According to an Associated Press analysis of federal data, Westfield Transport, based in Massachusetts, has faced more than 60 violations in the past 24 months, according to Federal Motor Carrier Safety Administration data updated Tuesday.

The company also received 11 other violations related to the fitness of its drivers, including an April violation for driving without a commercial driver's license. Vehicle violations included inoperable head lamps in April and defective brakes in March.Get the Marine Corps Times Daily News Roundup
Don't miss the top Marine Corps stories, delivered each afternoon

No one answered the phone Wednesday at the company's office.
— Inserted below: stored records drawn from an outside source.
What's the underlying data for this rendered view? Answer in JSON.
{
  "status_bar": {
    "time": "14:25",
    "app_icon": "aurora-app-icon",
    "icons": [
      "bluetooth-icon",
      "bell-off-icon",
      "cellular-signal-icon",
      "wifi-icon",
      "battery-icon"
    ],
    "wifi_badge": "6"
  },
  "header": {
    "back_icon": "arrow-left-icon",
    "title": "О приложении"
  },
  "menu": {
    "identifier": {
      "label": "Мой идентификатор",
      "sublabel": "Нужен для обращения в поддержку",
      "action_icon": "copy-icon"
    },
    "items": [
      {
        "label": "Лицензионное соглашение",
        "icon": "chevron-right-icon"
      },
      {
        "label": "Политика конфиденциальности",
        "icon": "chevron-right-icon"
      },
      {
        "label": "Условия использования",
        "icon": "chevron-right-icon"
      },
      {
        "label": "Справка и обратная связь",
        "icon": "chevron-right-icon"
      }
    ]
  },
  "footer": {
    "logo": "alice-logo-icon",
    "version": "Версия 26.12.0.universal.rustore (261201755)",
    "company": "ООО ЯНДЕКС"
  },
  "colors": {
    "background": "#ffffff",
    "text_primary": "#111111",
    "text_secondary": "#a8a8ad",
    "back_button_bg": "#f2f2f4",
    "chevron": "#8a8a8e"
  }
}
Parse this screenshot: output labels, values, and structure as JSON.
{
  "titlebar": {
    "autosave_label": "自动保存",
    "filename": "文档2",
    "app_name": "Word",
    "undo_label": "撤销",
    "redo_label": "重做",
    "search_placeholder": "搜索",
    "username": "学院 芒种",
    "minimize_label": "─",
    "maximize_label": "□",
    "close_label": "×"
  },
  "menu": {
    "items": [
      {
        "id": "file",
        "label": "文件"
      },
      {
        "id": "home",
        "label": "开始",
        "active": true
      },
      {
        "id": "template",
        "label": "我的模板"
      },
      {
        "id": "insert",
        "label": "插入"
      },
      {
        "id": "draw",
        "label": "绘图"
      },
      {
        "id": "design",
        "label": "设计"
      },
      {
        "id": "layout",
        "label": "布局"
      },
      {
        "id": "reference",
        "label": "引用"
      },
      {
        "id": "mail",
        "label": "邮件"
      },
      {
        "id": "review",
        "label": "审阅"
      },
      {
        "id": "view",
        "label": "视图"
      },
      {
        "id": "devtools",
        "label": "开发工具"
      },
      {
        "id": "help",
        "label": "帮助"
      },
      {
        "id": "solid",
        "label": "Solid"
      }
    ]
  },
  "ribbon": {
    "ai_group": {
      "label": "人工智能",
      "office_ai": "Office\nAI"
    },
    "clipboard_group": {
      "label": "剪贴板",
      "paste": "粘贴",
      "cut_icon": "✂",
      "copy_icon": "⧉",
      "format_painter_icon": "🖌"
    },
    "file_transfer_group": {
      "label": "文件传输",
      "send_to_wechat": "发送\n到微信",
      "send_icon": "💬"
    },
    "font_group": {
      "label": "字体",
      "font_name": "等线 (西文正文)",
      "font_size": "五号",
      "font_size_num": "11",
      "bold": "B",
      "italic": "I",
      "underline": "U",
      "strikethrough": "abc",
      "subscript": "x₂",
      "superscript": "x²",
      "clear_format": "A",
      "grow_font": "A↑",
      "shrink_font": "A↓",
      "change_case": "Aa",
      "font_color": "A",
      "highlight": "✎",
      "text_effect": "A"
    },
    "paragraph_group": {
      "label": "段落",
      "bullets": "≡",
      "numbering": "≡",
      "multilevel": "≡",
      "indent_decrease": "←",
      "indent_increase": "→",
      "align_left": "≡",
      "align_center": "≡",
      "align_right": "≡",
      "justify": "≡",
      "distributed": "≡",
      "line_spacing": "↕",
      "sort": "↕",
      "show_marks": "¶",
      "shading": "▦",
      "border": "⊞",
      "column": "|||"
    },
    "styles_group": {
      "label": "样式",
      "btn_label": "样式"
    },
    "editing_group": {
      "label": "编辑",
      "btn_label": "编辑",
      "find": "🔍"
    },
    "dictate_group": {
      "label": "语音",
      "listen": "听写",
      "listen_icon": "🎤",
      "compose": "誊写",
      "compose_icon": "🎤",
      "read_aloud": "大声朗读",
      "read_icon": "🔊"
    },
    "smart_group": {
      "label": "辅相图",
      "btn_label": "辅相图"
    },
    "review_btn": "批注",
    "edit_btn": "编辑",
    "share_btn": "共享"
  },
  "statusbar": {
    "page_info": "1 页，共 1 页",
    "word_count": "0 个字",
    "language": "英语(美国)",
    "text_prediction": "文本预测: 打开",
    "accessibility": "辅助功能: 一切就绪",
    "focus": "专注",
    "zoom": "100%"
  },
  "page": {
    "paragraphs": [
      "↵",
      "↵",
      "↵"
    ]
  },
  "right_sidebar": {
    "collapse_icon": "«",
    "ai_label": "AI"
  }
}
"It's so preventable. It's so unnecessary," said Harry Adler, executive director of the Truck Safety Coalition, an advocacy group calling for more federal action on passing stricter truck safety regulations. "When you have these repeated violations, it speaks to the company's commitment of being a safe operator on the road."

But in a brief interview with NECN-TV on Monday, the company owner, Dartanyan Gasanov, called the crash a "horrible accident." He refused to address questions about Zhukovskyy, who had been on the job only three days. He said the company is cooperating with investigators.

Zhukovskyy was arrested Monday at Massachusetts home. The Dodge pickup he was driving was towing a flatbed trailer and collided with the motorcycles in Randolph, investigators said. He was driving erratically and crossed the center line, according to criminal complaints.

Jury selection in his criminal trial is scheduled to begin Nov. 8.

Prosecutors in Connecticut said Zhukovskyy was arrested last month after failing a sobriety test. His lawyer in that case said Zhukovskyy denies being intoxicated.

Zhukovskyy also has a history of traffic arrests.

Additionally, U.S. Immigration and Customs Enforcement is taking steps to ensure Zhukovskyy remains in custody even if his criminal case were dismissed. It would not say why it was targeting Zhukovskyy, who is a permanent resident according to his father. A message was left with Melissa Davis, a public defender for Zhukovskyy.


Associated Press writer Marina Villeneuve reported from Portland, Maine.